Task statement
Look through the listing below for the string "selected". Show each line where it occurs.
==== Given data
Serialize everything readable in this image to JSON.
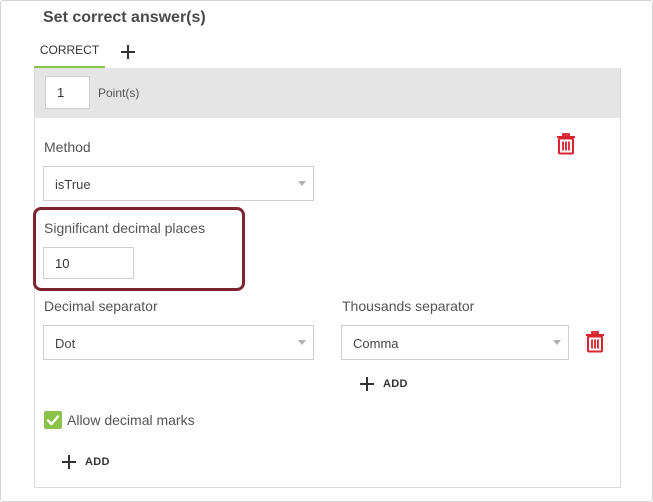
{
  "heading": "Set correct answer(s)",
  "tabs": {
    "correct_label": "CORRECT"
  },
  "points": {
    "value": "1",
    "label": "Point(s)"
  },
  "method": {
    "label": "Method",
    "selected": "isTrue"
  },
  "significant": {
    "label": "Significant decimal places",
    "value": "10"
  },
  "decimal_separator": {
    "label": "Decimal separator",
    "selected": "Dot"
  },
  "thousands_separator": {
    "label": "Thousands separator",
    "selected": "Comma"
  },
  "add_thousands_label": "ADD",
  "allow_decimal_marks": {
    "label": "Allow decimal marks",
    "checked": true
  },
  "add_label": "ADD",
  "colors": {
    "accent_green": "#8bc34a",
    "delete_red": "#d9232f",
    "highlight": "#7d2431"
  }
}
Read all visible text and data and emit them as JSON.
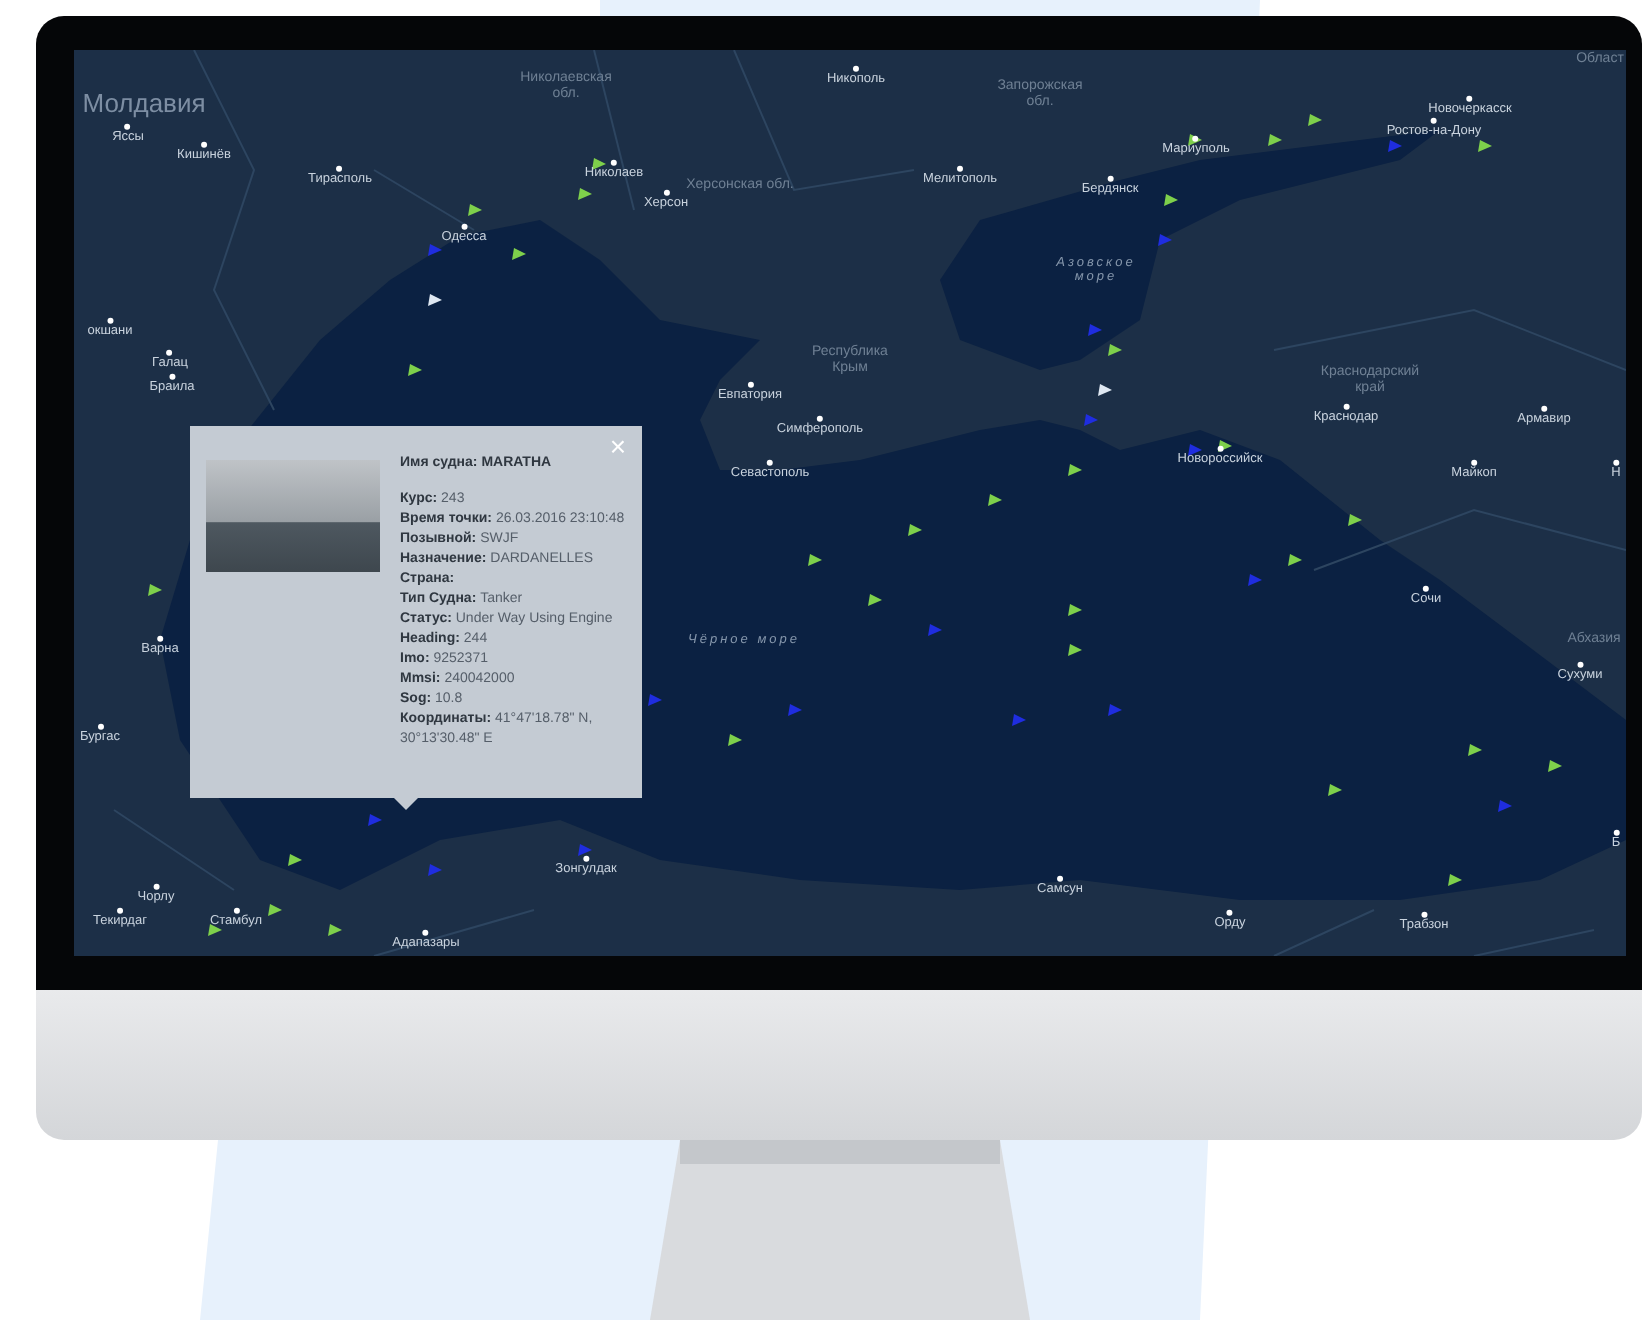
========
Expected output
    "selected": "isTrue"
    "selected": "Dot"
    "selected": "Comma"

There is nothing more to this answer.